Updated April 6th, 2017
First of all, most people think of life insurance as “death insurance”, but the truth is that life insurance can be used as an asset, in particular we are talking about permanent insurance (Universal or Whole Life).
Now, in the case of Foreign Nationals (people that are not considered residents of the U.S.), using a life insurance as an assets may even be more beneficial because of the tax benefits of the life insurance.
So if you would like more information on how to save money, grow your assets and utilize life insurance as an asset, just contact us.
Estate Taxes for Foreign Nationals
If you are a Foreign National you could end up paying up to 39% of your assets in the United States to the IRS when you pass away. The IRS will want their money in 90 days, which may force you to liquidate some assets at a very inopportune time. These rules are very complex, so talk to your accountant to find out which assets are included and how much you could en up paying in taxes.
Life Insurance for Foreign Nationals as an Asset
Permanent life insurance could be utilized as an asset. The way Permanent life insurance works is you not only have the death benefit, but you have a cash value portion that grows predictably, and this cash could be accessed at any time.
A good permanent life insurance could give you a rate of return between 4-5% tax free on your cash value (in the long run), and the death benefit protection.
Life insurance vs Other Investment
Here is a hypothetical scenario where two identical Foreign Nationals will utilize different strategies.
Client A: 45 year old male foreign national purchased life insurance and contributes 20,000/yr .
Client B: 45 year old male foreign national purchased an investment account and contributes 20,000/yr .
What would happen at death?
Client A: He has a tax free death benefit of $1,300,000 (multiple companies would offer this) if something where to happen to him.
Client B: His balance will go to his beneficiaries and they will have to pay estate taxes.
They invest for 10 years and die:
- Client A: Family will receive $1,300,000

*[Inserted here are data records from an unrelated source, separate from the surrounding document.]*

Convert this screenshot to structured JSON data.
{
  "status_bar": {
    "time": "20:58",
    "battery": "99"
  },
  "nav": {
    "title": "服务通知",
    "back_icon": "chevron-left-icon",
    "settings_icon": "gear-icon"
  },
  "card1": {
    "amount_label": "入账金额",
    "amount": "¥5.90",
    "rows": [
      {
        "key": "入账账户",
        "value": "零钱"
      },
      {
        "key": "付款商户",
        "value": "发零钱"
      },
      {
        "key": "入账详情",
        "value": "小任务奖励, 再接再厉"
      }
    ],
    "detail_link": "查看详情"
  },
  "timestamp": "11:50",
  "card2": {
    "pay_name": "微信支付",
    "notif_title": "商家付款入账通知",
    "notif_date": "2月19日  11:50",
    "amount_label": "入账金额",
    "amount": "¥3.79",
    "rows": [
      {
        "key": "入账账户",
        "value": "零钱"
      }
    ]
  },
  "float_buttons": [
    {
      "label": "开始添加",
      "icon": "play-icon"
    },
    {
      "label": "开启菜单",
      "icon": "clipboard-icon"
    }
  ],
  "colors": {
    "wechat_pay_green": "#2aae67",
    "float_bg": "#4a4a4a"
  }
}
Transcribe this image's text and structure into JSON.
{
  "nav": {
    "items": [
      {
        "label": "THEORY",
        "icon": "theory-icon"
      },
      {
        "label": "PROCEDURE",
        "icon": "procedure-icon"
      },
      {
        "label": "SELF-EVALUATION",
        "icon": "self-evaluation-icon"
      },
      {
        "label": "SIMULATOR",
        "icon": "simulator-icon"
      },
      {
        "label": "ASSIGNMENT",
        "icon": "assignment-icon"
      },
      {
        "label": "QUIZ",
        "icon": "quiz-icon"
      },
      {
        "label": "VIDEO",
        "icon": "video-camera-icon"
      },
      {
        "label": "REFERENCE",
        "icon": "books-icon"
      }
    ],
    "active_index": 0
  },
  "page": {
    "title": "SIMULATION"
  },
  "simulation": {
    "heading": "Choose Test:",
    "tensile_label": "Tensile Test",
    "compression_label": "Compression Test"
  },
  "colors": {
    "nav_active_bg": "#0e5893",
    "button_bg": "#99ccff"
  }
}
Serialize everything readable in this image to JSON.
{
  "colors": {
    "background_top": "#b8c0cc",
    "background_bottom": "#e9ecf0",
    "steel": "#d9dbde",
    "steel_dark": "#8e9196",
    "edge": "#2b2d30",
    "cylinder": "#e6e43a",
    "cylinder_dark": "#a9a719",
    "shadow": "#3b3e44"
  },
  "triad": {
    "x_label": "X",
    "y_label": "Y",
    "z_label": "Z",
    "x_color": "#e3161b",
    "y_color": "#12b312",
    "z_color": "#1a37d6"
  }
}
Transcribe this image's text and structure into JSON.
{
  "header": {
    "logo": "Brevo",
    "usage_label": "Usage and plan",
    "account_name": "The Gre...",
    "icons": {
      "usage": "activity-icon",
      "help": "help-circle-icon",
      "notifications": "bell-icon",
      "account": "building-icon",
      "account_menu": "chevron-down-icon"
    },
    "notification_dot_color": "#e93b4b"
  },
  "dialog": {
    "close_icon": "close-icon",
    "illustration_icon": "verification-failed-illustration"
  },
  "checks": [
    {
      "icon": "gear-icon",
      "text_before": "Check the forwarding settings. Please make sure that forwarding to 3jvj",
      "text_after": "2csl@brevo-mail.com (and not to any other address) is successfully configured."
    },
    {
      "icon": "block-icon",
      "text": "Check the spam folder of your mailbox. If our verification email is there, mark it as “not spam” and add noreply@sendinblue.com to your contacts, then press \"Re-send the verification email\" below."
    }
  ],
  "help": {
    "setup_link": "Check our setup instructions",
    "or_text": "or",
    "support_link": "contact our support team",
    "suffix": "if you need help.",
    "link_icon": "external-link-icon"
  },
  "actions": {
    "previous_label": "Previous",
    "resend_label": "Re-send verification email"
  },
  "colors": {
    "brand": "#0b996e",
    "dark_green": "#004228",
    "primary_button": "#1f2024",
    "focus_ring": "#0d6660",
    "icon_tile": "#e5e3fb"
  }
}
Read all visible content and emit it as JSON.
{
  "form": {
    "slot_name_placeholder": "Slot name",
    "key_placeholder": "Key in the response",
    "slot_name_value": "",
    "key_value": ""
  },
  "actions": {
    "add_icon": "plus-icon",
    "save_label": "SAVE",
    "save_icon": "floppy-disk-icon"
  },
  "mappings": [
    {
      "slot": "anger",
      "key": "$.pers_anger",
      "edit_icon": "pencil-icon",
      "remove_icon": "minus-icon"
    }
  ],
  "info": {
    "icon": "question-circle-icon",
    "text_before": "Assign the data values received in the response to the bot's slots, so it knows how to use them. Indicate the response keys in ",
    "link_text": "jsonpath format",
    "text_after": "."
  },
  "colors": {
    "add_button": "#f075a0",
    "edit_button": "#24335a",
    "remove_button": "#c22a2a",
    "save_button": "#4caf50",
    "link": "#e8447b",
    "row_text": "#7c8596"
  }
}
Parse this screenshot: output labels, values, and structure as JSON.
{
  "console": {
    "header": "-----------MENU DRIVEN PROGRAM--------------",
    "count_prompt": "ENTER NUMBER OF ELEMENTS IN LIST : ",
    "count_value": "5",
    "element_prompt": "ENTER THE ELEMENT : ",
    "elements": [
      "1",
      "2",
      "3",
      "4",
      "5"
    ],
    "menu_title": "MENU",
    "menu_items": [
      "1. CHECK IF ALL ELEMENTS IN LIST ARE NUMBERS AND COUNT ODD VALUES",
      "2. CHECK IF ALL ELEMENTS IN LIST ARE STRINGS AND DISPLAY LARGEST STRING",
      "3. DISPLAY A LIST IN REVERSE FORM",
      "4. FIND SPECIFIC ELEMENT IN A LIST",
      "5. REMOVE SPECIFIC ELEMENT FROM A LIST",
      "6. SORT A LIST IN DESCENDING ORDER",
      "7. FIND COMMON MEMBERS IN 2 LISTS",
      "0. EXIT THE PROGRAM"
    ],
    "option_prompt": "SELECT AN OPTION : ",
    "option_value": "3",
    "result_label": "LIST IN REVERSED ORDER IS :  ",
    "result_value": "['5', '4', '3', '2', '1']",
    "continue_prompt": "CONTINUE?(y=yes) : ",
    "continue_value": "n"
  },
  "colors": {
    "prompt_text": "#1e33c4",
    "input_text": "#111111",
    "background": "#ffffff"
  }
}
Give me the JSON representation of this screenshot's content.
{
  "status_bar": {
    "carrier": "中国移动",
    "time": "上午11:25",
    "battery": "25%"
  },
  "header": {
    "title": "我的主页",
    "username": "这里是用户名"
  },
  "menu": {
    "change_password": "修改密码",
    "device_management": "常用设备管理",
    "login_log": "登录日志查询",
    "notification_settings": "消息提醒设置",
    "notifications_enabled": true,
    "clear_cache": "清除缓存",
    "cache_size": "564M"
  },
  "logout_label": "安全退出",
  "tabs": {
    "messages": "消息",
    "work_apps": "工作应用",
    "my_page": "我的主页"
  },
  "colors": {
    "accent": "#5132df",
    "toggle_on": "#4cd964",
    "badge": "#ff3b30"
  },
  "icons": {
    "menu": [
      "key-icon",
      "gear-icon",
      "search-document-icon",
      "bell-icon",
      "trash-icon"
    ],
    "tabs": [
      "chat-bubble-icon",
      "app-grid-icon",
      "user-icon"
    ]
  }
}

- Client B: Family will receive the current balance of the account. Lets say he had a fantastic investment and did$350,000. and have to pay estate taxes. Let’s assume they have to pay 30% above $60,000. That would leave the family with $203,000.
This would be a $950,000 difference.
They invest for 20 yrs and die:
- Client A: Family will receive $1,600,000
- Client B: Family will receive the current balance of the account. Lets say he had a fantastic investment and did $1,000,000. and have to pay estate taxes. Let’s assume they have to pay 30% above $60,000. That would leave the family with $658,000.
It would be a $942,000 difference.
They invest for 35 yrs and die:
- Client A: Family will receive $2,700,000
- Client B: Family will receive the current balance of the account. Lets say he had a fantastic investment and did $3,700,000. and have to pay estate taxes. Let’s assume they have to pay 39% above $60,000 (now they need to pay more). That would leave the family with $2,220,400.
It would be a $479,600 difference.
You can access the Cash Value on the Policy
Finally, the cash value portion of the policy could be accessed at any time, and it will grow approximately between 4-5% in the long run (at current rates which may vary at any time).
In reality, this makes permanent life insurance a great conservative investment, with fantastic liquidity. One of the drawbacks however is that in the first few years, the policy will not build much cash, so you have to be aware of this down side.
If you would like to see how the cash grows please contact us for a quote.
Leave us a comment if you have any questions!
Join the discussion One Comment
Life Insurance proceeds are not taxbale. There is a chance however that the ploicy earned some interest. You would have received a 1099-INT for any amount. Note that it is still a little early, give it a week or call the company they can tell you if there was any taxbale income associated with the policy.